A couple weeks ago I started working on a post I thought would be a short n’ sweet list of tennis tips to adopt if you want to mentally unravel your opponent before and during a match. Little did I know that list would balloon in my head from 4 tips to 5 to 7 and now on 12 and counting. So here’s a couple more.
The truth is that every coach, every teammate, and every mentor along the way has different opinions when it comes to their preferred style of game. One coach might specialize in serves while another might prefer to focus on quick footwork. Both are crucial to your success on the court.
Full disclosure: I’m not a tennis coach. Several emails in response to the newsletter over the past couple years have reminded me as much. I don’t how to teach someone to improve their serve, I just know that it’s an important aspect of the game.
Am I right?
Heck yes I’m right.
Now that I’ve convinced you of my expertise, here’s two more tools important to your success on the court regardless of your age.
“Be confident, dummy!”
This is one of the funniest things I’ve ever heard a coach say.

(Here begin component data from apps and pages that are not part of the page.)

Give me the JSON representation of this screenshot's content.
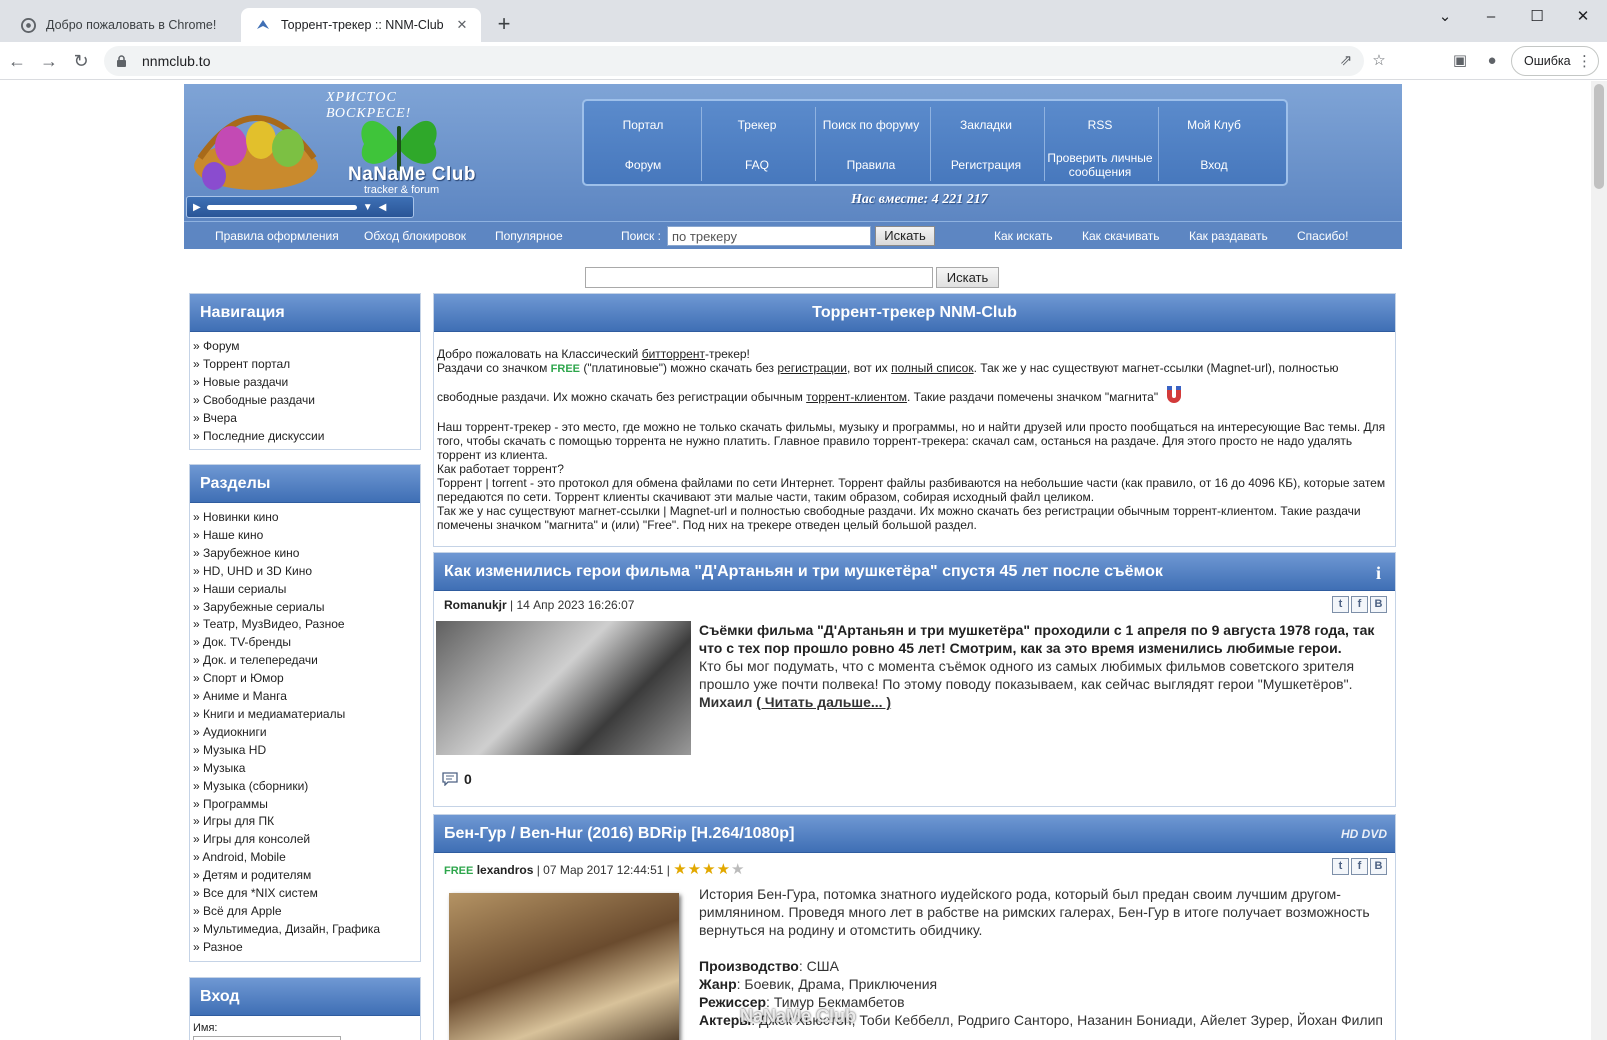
{
  "browser": {
    "tabs": [
      {
        "title": "Добро пожаловать в Chrome!"
      },
      {
        "title": "Торрент-трекер :: NNM-Club"
      }
    ],
    "url": "nnmclub.to",
    "error_button": "Ошибка"
  },
  "header": {
    "motto": "ХРИСТОС ВОСКРЕСЕ!",
    "brand": "NaNaMe Club",
    "brand_sub": "tracker & forum",
    "menu": [
      "Портал",
      "Трекер",
      "Поиск по форуму",
      "Закладки",
      "RSS",
      "Мой Клуб",
      "Форум",
      "FAQ",
      "Правила",
      "Регистрация",
      "Проверить личные сообщения",
      "Вход"
    ],
    "together": "Нас вместе: 4 221 217"
  },
  "subnav": {
    "links_left": [
      "Правила оформления",
      "Обход блокировок",
      "Популярное"
    ],
    "search_label": "Поиск :",
    "search_value": "по трекеру",
    "search_button": "Искать",
    "links_right": [
      "Как искать",
      "Как скачивать",
      "Как раздавать",
      "Спасибо!"
    ]
  },
  "search2_button": "Искать",
  "sidebar": {
    "nav_title": "Навигация",
    "nav_items": [
      "Форум",
      "Торрент портал",
      "Новые раздачи",
      "Свободные раздачи",
      "Вчера",
      "Последние дискуссии"
    ],
    "sections_title": "Разделы",
    "sections": [
      "Новинки кино",
      "Наше кино",
      "Зарубежное кино",
      "HD, UHD и 3D Кино",
      "Наши сериалы",
      "Зарубежные сериалы",
      "Театр, МузВидео, Разное",
      "Док. TV-бренды",
      "Док. и телепередачи",
      "Спорт и Юмор",
      "Аниме и Манга",
      "Книги и медиаматериалы",
      "Аудиокниги",
      "Музыка HD",
      "Музыка",
      "Музыка (сборники)",
      "Программы",
      "Игры для ПК",
      "Игры для консолей",
      "Android, Mobile",
      "Детям и родителям",
      "Все для *NIX систем",
      "Всё для Apple",
      "Мультимедиа, Дизайн, Графика",
      "Разное"
    ],
    "login_title": "Вход",
    "login_name_label": "Имя:"
  },
  "welcome": {
    "title": "Торрент-трекер NNM-Club",
    "l1a": "Добро пожаловать на Классический ",
    "l1b": "битторрент",
    "l1c": "-трекер!",
    "l2a": "Раздачи со значком ",
    "free": "FREE",
    "l2b": " (\"платиновые\") можно скачать без ",
    "l2c": "регистрации",
    "l2d": ", вот их ",
    "l2e": "полный список",
    "l2f": ". Так же у нас существуют магнет-ссылки (Magnet-url), полностью",
    "l3a": "свободные раздачи. Их можно скачать без регистрации обычным ",
    "l3b": "торрент-клиентом",
    "l3c": ". Такие раздачи помечены значком \"магнита\"",
    "p2": "Наш торрент-трекер - это место, где можно не только скачать фильмы, музыку и программы, но и найти друзей или просто пообщаться на интересующие Вас темы. Для того, чтобы скачать с помощью торрента не нужно платить. Главное правило торрент-трекера: скачал сам, останься на раздаче. Для этого просто не надо удалять торрент из клиента.",
    "p3": "Как работает торрент?",
    "p4": "Торрент | torrent - это протокол для обмена файлами по сети Интернет. Торрент файлы разбиваются на небольшие части (как правило, от 16 до 4096 КБ), которые затем передаются по сети. Торрент клиенты скачивают эти малые части, таким образом, собирая исходный файл целиком.",
    "p5": "Так же у нас существуют магнет-ссылки | Magnet-url и полностью свободные раздачи. Их можно скачать без регистрации обычным торрент-клиентом. Такие раздачи помечены значком \"магнита\" и (или) \"Free\". Под них на трекере отведен целый большой раздел."
  },
  "news": {
    "title": "Как изменились герои фильма \"Д'Артаньян и три мушкетёра\" спустя 45 лет после съёмок",
    "author": "Romanukjr",
    "date": "| 14 Апр 2023 16:26:07",
    "lead": "Съёмки фильма \"Д'Артаньян и три мушкетёра\" проходили с 1 апреля по 9 августа 1978 года, так что с тех пор прошло ровно 45 лет! Смотрим, как за это время изменились любимые герои.",
    "text": "Кто бы мог подумать, что с момента съёмок одного из самых любимых фильмов советского зрителя прошло уже почти полвека! По этому поводу показываем, как сейчас выглядят герои \"Мушкетёров\".",
    "signature": "Михаил",
    "read_more": "( Читать дальше... )",
    "comments": "0"
  },
  "movie": {
    "title": "Бен-Гур / Ben-Hur (2016) BDRip [H.264/1080p]",
    "badge": "HD DVD",
    "free": "FREE",
    "author": "lexandros",
    "date": "| 07 Мар 2017 12:44:51 |",
    "rating": 4,
    "description": "История Бен-Гура, потомка знатного иудейского рода, который был предан своим лучшим другом-римлянином. Проведя много лет в рабстве на римских галерах, Бен-Гур в итоге получает возможность вернуться на родину и отомстить обидчику.",
    "production_label": "Производство",
    "production": ": США",
    "genre_label": "Жанр",
    "genre": ": Боевик, Драма, Приключения",
    "director_label": "Режиссер",
    "director": ": Тимур Бекмамбетов",
    "cast_label": "Актеры",
    "cast": ": Джек Хьюстон, Тоби Кеббелл, Родриго Санторо, Назанин Бониади, Айелет Зурер, Йохан Филип"
  },
  "watermark": "NaNaMe Club",
  "colors": {
    "header_blue": "#5d86c2",
    "box_header": "#3f6fb5",
    "free_green": "#2ea64c",
    "star": "#e2a800"
  }
}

Not because the coach who said it meant it literally - quite the opposite.
But lots of coaches are serious when they try to send this type of message. They’re forcing the issue, demanding confidence like it was a particular colour of shoelaces.
Confidence is like a huge withdrawal at the bank. You can only get it if you’ve made small deposits along the way.
What do those deposits look like?
Self confidence is great and all, but it’s simply not enough, is it? For instance, I have an ironclad belief in my ability to write about sports. Heck, I believe pretty strongly in my ability to write about pretty much anything. But until that first paycheque with my company’s name on it landed in my mailbox a couple years ago, trying to pay the bills with intrinsic belief didn’t really work.
No matter how mentally tough we are, encouragement from a coach, a colleague, a reader, or a client goes a long way. I’ve done work for a lot of successful people and businesses in the past few years, and no matter how much experience they have, they’re all still determined to help their customers or their audience. Every day, with every product, every service.
Perhaps I’m stretching the analogy between playing tennis and the workforce a bit thin here, but the point remains: “I believe in you” is one of the most powerful motivators in sports.
Does the analogy work? DOES IT? PLEASE ENCOURAGE ME.
Look, I understand that most of the adults playing tennis at the North Shore Winter Club are doing so recreationally. I get accused all the time of taking sports too seriously. It’s supposed to be fun!
I don’t buy it. Sure, sports are fun, but there’s a lot to be gained by depositing your passion and work ethic into your sport of choice. For tennis players who for the most part step up to the line on their own, all they have is their belief in themselves and the lingering encouragement of their coaches.
So get out there and bring the best you possible.
I believe in you.